More on Pop Austrianism and the Business Cycle
A key element of the pop Austrian critique of contemporary monetary policy is that the inherent unevenness of the process by which newly created base money and inflation work their way through an economy creates a structure of production that a free market economy would not otherwise support (the Ludwig von Mises Institute has plenty of examples of this sort of claim). In the Austrian view, growth in broad money, credit aggregates and even asset prices is built on a house of cards: fiat money leveraged through fractional reserve banking. Even those Austrians who accept fractional reserve banking consequently see almost any central bank policy action as inherently destabilising.

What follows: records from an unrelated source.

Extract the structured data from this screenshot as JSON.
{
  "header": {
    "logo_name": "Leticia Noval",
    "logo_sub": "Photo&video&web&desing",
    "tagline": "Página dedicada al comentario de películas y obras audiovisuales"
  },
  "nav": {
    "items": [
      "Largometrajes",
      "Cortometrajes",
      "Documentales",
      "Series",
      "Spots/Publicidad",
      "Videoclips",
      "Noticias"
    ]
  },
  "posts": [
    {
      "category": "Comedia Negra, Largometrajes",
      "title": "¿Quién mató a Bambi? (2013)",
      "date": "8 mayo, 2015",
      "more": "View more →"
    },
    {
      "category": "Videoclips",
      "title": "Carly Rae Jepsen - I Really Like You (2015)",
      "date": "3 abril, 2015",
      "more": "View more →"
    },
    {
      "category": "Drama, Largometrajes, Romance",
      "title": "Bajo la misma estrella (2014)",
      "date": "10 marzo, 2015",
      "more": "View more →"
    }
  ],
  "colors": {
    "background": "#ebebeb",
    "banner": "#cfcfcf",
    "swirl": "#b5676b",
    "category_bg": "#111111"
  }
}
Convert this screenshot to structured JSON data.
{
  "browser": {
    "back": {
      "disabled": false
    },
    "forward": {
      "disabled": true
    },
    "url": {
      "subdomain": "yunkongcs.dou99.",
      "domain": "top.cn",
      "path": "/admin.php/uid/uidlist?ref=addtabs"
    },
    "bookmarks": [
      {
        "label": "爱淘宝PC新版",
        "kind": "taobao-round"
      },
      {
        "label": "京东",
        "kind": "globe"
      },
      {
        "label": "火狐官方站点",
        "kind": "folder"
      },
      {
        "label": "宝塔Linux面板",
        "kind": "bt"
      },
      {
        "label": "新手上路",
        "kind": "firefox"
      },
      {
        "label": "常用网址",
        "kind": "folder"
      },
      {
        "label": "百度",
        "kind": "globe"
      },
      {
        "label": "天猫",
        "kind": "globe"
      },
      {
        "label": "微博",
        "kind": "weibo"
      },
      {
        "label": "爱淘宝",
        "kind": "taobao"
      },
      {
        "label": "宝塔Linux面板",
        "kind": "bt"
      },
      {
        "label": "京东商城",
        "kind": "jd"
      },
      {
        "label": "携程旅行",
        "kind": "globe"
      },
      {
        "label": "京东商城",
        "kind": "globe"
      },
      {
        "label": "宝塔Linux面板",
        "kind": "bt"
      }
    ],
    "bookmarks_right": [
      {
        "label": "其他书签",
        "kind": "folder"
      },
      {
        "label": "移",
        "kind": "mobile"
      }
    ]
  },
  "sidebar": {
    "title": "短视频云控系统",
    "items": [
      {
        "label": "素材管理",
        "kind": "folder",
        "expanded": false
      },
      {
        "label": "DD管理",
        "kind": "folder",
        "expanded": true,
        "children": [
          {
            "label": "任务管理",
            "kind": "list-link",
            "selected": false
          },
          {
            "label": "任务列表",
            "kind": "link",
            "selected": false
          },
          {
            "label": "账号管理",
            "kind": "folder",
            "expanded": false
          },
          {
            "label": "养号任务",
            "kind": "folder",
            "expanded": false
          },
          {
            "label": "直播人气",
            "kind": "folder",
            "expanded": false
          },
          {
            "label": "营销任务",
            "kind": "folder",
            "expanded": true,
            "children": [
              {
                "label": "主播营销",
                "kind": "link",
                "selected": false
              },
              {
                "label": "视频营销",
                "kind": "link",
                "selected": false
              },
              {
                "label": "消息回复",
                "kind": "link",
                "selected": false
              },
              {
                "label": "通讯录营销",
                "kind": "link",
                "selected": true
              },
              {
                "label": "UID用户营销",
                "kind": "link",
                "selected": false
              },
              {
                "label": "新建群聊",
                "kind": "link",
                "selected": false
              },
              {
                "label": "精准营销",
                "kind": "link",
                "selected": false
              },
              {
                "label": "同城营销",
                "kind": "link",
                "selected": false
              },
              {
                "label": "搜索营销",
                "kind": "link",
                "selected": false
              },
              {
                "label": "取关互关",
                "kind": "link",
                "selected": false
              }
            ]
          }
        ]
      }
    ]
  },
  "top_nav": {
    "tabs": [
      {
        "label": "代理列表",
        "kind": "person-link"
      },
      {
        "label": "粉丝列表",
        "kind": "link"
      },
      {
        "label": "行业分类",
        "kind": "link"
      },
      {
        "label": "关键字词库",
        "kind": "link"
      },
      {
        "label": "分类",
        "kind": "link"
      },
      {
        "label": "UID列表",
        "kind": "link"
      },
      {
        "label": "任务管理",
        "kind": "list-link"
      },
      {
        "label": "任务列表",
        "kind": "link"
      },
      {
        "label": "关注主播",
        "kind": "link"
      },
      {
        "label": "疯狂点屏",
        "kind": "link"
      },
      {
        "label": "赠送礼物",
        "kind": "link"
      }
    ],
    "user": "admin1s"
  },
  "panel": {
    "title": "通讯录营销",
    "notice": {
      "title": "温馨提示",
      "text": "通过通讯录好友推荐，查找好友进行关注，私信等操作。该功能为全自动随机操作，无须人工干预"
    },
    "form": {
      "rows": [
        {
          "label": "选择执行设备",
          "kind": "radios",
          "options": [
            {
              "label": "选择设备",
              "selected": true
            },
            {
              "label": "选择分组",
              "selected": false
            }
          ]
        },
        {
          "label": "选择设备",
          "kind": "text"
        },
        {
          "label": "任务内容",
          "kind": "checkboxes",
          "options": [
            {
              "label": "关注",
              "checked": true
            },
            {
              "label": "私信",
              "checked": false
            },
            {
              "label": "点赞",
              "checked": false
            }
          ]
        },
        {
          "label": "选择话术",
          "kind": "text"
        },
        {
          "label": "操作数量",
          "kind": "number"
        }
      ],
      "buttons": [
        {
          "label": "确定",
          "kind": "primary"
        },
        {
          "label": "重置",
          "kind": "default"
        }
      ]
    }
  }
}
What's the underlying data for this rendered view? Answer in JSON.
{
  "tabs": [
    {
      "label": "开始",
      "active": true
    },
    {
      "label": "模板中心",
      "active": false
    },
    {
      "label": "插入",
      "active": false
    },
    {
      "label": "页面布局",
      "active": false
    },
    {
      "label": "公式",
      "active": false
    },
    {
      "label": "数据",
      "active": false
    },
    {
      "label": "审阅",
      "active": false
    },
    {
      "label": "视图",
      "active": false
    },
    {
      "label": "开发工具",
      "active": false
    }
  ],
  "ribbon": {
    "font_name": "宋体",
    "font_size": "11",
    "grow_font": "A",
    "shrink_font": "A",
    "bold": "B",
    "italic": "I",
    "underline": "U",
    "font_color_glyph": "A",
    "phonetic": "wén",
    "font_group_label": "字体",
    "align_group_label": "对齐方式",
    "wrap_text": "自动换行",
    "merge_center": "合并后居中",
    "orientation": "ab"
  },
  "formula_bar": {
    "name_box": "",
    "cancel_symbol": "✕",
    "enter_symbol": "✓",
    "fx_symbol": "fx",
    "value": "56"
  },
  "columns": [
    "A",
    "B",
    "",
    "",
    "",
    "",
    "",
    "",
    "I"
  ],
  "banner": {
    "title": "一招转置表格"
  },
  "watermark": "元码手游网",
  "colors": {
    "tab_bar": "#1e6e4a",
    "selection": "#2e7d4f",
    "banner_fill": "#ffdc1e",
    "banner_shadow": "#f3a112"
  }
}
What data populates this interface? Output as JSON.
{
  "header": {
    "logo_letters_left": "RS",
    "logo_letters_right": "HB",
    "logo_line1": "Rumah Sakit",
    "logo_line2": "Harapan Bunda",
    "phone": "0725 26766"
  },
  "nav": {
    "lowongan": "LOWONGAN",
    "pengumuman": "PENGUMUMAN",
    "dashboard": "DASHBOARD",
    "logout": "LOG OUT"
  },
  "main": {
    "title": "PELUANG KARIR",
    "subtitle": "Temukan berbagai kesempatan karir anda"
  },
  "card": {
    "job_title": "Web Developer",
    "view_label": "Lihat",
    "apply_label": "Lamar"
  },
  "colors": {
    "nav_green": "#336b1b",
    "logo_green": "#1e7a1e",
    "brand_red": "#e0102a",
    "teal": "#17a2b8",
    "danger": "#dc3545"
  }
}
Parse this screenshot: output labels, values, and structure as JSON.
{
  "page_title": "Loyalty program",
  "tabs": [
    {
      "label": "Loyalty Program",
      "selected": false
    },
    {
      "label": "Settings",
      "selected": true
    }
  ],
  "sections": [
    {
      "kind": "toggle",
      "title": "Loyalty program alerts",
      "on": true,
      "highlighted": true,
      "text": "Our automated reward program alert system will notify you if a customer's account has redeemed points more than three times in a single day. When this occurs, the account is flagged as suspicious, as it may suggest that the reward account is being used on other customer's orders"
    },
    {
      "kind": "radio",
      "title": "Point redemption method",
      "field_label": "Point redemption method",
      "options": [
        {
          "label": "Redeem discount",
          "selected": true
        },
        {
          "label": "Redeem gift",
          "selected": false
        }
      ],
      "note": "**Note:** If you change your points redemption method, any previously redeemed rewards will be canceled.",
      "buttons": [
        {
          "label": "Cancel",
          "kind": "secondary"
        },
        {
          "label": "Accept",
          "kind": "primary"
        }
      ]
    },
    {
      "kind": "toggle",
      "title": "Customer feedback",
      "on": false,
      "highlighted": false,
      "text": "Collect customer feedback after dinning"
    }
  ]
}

A major problem with this view is that there is no necessary connection between interest rate targeting by central banks and the money base (although in practice they are usually closely linked by the operating procedures currently favoured by monetary authorities). In principle at least, we could have a market-determined money supply and even non-centralised clearing of overnight inter-bank lending and yet still have a central bank successfully targeting an official short term interest rate through its willingness to buy and sell relevant instruments at given prices. Unless we define free banking as the complete absence of a central bank, there is no reason why the two institutions could not co-exist.
posted on 22 February 2005 by skirchner in Economics
(1) Comments | Permalink | Main
Next entry: Markets in Everything: The PAM Rides Again
Previous entry: The US Net IIP: Non-Hysterical Version